It’s been interesting to watch how the conventional wisdom on rapid convergence – developing countries closing the gap with the advanced economies – has been changing over the last few years. It wasn’t so long ago that the world was in the grips of emerging-markets mania, projecting wildly optimistic growth numbers decades into the future.
For the last 4-5 years, I have been writing that the pace of convergence we have experienced over the last two decades is unsustainable. There were temporary factors (cheap capital, low interest rates, high commodity prices, rapid Chinese expansion) which would begin to reverse themselves. And perhaps most importantly, export-oriented industrialization was running out of steam much earlier, even in the relatively successful countries following on the heels of the Asian export powerhouses.
A piece in The Economist summarizes the new conventional wisdom:
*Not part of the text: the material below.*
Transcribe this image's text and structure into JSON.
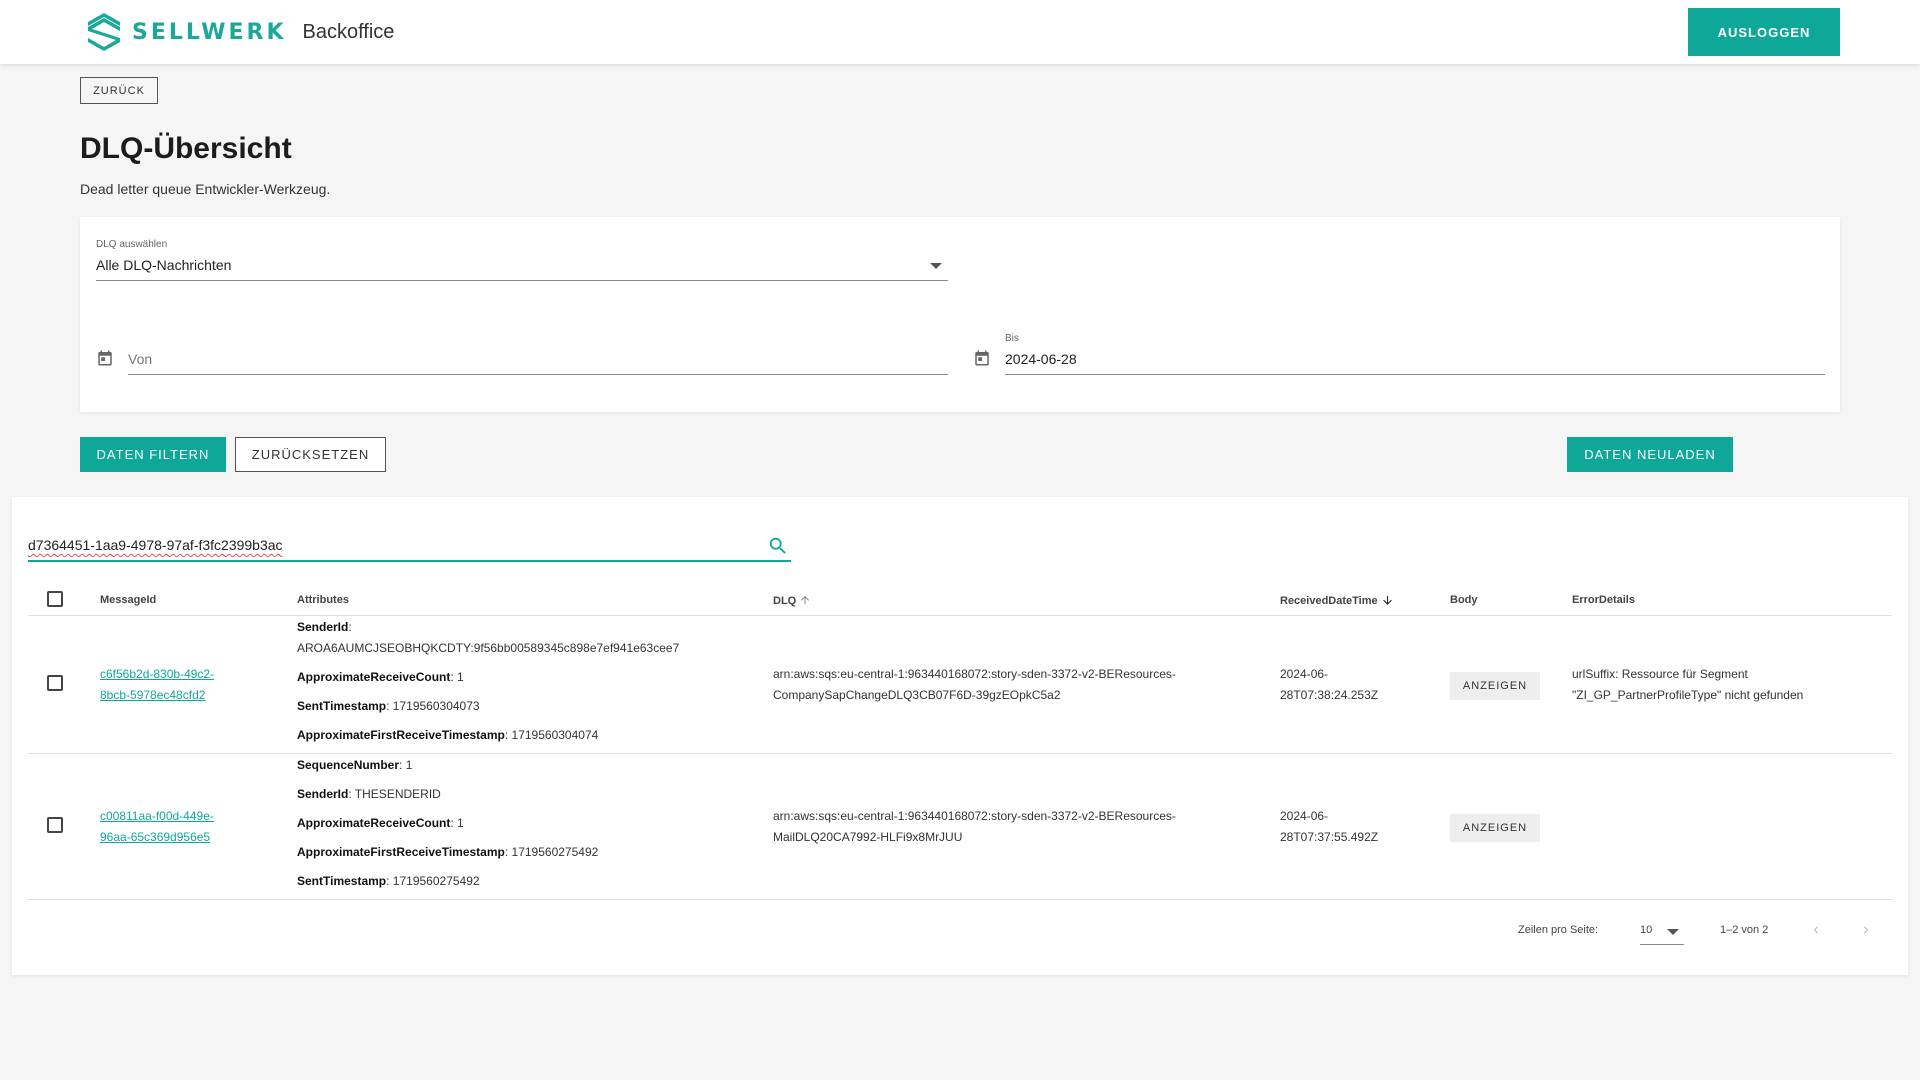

“In the absence of such stimuli [the commodities boom and hyperglobalization], history suggests that catch-up will be a long, difficult grind, built on slow improvement in institutions and worker skill levels. The past 15 years have changed perceptions regarding just what is possible. But they also deceived people into thinking broad convergence is the natural way of things. It looks like the world is now being reminded that catching up is hard to do.”
Yes indeed. And all of this was perfectly predictable several years ago.
It’s also interesting to see how the bounce back from a former, overstated conventional wisdom generates its own exaggerations. Contrary to much grumbling at the present, I do not think economic convergence is dead. I continue to think that developing countries as a whole will grow more rapidly than the advanced economies. But some of this will be due to a trend decline in the growth rate of the advanced economies. And the rate of convergence will not be nearly as rapid as what we have seen over the last two decades.
Everything in moderation, folks.